EXERCISE DIRECTIONS →
For each line of the data below, test for "label". Report only the number of lines that pass.

*** DATA SHOWN Section Begins ***

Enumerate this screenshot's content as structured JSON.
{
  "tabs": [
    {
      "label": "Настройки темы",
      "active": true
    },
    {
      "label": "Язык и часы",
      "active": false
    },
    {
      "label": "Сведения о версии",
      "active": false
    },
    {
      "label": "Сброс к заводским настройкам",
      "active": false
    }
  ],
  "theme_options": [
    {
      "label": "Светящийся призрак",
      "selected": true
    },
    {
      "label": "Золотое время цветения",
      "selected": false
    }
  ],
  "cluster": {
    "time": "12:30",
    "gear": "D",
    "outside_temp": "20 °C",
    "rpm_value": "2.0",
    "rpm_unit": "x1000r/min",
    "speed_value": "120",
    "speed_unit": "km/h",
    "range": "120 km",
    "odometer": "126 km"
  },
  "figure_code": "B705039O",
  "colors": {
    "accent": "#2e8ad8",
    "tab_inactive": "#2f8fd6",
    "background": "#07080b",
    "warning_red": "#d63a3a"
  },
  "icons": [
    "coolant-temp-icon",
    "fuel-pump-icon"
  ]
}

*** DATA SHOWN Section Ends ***

RESPONSE →
6